- What to work on:
In the entries below, find the lines with the word "title" and copy them.

App and web page records

- Opening Delimiter -

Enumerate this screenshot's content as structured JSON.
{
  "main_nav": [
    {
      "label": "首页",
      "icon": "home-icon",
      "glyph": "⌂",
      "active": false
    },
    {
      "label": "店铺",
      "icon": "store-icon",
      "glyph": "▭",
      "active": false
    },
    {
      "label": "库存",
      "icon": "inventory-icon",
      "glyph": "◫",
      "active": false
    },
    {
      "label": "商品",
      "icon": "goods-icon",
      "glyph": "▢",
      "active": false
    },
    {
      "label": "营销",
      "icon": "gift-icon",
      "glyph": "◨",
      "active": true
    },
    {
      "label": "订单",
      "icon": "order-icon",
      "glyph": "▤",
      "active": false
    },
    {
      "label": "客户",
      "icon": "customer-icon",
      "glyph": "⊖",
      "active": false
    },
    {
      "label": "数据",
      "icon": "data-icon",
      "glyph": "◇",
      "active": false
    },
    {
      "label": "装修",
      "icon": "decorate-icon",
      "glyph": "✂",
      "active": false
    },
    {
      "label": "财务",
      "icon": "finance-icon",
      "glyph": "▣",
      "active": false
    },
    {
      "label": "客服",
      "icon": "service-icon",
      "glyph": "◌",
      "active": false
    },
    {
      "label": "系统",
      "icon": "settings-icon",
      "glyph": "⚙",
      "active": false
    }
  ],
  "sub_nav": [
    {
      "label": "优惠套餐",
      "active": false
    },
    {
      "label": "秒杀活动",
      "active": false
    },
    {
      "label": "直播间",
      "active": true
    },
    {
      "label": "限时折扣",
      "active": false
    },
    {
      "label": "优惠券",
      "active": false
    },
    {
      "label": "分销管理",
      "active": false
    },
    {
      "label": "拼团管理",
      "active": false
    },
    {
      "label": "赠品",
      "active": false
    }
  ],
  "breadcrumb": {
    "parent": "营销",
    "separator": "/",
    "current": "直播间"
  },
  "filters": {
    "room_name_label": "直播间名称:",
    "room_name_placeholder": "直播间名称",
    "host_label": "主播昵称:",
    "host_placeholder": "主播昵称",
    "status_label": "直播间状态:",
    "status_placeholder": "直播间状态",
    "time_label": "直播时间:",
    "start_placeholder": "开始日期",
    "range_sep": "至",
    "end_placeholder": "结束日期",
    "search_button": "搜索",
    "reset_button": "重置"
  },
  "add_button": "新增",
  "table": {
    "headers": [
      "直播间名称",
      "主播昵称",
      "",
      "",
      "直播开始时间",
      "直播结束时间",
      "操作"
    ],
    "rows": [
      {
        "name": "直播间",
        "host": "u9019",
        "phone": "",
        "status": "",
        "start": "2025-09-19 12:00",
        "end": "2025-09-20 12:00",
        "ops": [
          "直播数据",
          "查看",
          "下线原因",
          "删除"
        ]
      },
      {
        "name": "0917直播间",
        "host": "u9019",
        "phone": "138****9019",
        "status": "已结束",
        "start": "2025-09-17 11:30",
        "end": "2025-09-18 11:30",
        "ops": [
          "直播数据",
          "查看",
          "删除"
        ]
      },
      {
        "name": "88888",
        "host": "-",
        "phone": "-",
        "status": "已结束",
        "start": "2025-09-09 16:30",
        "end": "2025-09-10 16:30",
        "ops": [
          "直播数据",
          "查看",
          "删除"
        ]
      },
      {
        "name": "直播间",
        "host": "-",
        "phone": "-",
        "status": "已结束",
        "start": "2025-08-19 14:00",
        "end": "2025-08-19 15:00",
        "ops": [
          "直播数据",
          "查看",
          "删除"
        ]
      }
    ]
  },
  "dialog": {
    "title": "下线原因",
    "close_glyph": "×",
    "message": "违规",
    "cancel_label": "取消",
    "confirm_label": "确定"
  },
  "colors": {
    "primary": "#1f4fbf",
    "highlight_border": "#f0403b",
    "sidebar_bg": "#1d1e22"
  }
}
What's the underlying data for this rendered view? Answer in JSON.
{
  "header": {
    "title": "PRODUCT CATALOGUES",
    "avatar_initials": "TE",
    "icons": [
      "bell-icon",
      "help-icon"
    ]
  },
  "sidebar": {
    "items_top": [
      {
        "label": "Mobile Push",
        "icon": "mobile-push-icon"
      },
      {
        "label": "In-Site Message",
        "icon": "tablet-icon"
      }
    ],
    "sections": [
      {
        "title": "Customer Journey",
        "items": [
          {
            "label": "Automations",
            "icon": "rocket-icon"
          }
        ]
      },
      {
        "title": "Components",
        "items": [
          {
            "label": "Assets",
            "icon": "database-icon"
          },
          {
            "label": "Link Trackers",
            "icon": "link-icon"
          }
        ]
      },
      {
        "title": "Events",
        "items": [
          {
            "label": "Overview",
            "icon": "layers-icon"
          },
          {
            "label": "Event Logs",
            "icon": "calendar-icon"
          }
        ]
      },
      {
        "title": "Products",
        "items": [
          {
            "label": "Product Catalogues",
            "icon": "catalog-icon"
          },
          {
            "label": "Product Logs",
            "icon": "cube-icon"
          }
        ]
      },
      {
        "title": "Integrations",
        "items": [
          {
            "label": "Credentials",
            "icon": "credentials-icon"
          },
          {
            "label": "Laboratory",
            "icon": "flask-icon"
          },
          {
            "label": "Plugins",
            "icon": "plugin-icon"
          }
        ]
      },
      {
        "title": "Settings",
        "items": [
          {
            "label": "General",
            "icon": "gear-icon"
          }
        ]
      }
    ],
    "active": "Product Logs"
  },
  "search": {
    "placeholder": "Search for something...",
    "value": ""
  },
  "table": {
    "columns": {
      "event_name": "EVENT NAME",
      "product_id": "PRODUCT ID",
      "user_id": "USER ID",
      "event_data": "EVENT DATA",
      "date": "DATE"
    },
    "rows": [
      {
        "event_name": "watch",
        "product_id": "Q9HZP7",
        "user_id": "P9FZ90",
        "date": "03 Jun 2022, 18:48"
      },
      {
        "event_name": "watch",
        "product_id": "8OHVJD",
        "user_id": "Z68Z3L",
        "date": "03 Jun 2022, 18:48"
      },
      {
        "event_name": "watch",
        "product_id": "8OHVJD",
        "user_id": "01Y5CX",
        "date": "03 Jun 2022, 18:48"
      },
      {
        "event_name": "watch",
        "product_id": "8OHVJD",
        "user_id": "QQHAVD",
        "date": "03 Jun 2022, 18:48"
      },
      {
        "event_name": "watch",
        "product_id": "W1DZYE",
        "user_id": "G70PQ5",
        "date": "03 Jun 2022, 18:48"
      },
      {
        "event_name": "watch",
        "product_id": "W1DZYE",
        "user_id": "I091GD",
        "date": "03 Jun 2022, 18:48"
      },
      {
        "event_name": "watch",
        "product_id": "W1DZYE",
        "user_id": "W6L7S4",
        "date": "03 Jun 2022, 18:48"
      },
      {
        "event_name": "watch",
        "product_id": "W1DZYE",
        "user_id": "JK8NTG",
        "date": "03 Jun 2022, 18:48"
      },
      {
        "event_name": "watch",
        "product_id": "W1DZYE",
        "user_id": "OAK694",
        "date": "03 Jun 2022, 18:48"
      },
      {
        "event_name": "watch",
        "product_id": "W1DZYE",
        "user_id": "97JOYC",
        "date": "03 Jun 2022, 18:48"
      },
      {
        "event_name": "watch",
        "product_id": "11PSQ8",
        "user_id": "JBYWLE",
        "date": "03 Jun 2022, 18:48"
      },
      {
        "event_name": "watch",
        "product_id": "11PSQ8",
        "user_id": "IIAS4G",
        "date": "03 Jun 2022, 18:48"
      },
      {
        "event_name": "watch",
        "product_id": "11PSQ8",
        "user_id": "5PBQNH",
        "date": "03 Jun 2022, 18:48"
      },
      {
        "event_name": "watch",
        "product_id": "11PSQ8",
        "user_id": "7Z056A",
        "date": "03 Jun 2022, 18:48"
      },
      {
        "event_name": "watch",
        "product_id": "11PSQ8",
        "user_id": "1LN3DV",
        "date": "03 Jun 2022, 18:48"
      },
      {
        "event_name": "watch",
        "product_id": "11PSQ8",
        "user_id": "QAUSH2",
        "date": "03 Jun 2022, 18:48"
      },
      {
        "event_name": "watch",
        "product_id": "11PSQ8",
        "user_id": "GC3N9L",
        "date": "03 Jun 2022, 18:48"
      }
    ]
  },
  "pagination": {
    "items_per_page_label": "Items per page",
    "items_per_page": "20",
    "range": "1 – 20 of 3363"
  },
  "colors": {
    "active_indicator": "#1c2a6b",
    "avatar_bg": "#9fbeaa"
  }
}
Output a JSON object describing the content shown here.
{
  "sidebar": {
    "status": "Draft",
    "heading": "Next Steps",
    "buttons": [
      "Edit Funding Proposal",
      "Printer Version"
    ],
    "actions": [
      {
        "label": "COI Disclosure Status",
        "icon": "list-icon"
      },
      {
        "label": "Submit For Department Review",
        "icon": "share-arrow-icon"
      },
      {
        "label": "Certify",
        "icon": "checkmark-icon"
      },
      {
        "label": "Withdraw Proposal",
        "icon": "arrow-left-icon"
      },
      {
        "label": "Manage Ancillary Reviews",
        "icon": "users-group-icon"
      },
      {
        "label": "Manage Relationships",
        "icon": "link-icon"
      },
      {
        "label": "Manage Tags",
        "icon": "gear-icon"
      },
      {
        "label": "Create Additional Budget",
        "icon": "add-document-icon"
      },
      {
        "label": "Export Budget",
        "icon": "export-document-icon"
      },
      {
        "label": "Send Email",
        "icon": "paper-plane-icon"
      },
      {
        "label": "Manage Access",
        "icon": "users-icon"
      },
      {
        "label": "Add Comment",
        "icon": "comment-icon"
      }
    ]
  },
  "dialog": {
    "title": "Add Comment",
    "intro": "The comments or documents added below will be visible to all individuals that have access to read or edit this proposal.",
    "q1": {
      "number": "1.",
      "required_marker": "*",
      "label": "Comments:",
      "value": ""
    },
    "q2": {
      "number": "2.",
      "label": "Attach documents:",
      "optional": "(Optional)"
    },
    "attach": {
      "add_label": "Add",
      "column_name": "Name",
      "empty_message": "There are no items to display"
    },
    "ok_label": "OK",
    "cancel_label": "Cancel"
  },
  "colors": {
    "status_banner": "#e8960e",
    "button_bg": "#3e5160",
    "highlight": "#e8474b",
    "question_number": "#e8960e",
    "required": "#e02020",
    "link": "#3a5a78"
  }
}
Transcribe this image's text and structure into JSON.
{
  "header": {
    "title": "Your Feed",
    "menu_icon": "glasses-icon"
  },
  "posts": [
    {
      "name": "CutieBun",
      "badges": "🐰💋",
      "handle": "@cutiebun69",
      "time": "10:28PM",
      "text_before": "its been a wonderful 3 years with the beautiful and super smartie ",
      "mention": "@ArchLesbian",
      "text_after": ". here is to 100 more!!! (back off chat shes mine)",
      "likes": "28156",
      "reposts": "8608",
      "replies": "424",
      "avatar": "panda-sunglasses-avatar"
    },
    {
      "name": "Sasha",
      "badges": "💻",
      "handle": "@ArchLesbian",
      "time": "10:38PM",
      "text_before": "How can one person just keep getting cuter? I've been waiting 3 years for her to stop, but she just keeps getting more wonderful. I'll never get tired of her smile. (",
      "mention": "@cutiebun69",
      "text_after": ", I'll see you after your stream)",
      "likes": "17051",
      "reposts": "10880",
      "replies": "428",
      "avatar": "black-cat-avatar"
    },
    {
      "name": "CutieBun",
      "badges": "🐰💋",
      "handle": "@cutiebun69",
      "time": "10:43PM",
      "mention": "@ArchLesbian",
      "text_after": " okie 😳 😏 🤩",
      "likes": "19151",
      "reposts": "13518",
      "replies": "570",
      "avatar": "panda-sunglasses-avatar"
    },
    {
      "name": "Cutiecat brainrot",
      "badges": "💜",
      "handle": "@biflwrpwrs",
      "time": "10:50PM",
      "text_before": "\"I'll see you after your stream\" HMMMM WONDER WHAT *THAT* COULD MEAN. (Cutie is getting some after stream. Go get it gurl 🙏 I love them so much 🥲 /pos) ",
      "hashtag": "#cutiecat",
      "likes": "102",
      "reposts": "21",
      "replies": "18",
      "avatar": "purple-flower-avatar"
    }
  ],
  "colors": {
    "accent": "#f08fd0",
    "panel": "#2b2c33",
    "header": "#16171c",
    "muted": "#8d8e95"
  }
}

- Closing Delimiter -

- Solution to this task:
    "title": "下线原因",
    "title": "PRODUCT CATALOGUES",
        "title": "Customer Journey",
        "title": "Components",
        "title": "Events",
        "title": "Products",
        "title": "Integrations",
        "title": "Settings",
    "title": "Add Comment",
    "title": "Your Feed",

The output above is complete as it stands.